Laura's father passed away last week. Cancer strikes another father. Another husband. Another grandfather. Another friend. Another good man.
I remember the first time I met him. Laura and I were just starting out in our relationship and I came home with her for one of her (our) niece's birthday parties. There was chaos and a lot of new people, a situation that makes me shut down socially and emotionally, and every other way inside my heart. Woe is me, and all that. But there was a calm presence about him, and a gentleness you seldom find in giant men.
Over the years, he often joked that I was his sixth daughter. I believed him. He always made me feel like one of his. I never felt like an outsider, as so often happens with in-law relationships and, frankly, many others. And it wasn't just him. Laura's entire family personifies tolerance and acceptance. And kindness.
I loved him like a second father. And dammit, I'm tired of fathers dying.
|He came to my wedding.|
The death of a parent leaves an absence you can't fully grasp. It's everywhere and nowhere. Joan Didion, in "The Year of Magical Thinking" perfectly describes the indescribable:
"We have no way of knowing that the funeral itself will be anodyne, a kind of narcotic regression in which we are wrapped in the care of others and the gravity and meaning of the occasion. Nor can we know ahead of the fact (and here lies the heart of the difference between grief as we imagine it and grief as it is) the unending absence that follows, the void, the very opposite of meaning, the relentless succession of moments during which we will confront the experience of meaninglessness itself... A single person is missing for you, and the whole world is empty.”
Here's the thing about Didion: she is able to meticulously articulate the ineffable and she does so in such a precise, raw and genuine way that you are left with your heart in the curve of her words.
We are on the same page. Our grief flows and crashes through the same unpredictable waves.
But Didion doesn't talk about what comes before. About the dread of waiting for death to finally arrive, only to destroy your present, past and future. Once you know that the inevitable is impending, your life becomes tinged with anxiety and foreboding. You start living in a dark shadow, a fog, a sort of purgatory where joy and contentment can scarcely penetrate.
I feel like I've been living in this shadow for seven years now. Waiting for one parent after another to leave me. My heart is tired. The waves keep crashing and sweeping me off balance. I've survived the tsunami and I'm ready for still waters. I'm ready for the light to shine again, free from the veil of sorrow.
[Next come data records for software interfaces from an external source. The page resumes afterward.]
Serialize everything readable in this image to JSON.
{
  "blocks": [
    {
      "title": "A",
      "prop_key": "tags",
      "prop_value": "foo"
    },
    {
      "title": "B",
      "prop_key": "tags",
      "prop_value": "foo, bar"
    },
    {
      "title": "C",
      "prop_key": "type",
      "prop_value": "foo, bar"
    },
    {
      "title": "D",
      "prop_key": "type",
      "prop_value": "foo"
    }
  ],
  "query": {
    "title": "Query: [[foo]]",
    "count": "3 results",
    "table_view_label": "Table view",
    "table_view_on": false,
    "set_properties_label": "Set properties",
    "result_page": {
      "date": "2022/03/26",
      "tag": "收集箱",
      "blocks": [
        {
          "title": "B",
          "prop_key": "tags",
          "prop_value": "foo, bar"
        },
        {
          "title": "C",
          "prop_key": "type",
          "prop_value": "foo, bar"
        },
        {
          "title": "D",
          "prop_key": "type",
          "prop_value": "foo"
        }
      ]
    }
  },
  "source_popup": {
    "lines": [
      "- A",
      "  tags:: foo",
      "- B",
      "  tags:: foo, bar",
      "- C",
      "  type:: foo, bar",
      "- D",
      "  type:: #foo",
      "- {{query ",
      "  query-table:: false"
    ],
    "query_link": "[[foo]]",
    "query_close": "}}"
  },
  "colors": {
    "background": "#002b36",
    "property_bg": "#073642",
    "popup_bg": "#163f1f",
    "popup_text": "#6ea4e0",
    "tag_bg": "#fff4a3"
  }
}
Granted, we've been lucky in the grand scheme. We have healthy children and haven't had to deal with any untimely, unexpected deaths (knock on wood, knock on all the wood you can see. Even if it's plastic that looks like wood, KNOCK ON IT). There's a lot of happiness and joy and love in my life. It's time for me to embrace it fully, to let the light in. And rumor has it that light travels pretty damn fast so bring it on.
|There's some frolicking after all.|
|The girls love their glittery shoes.|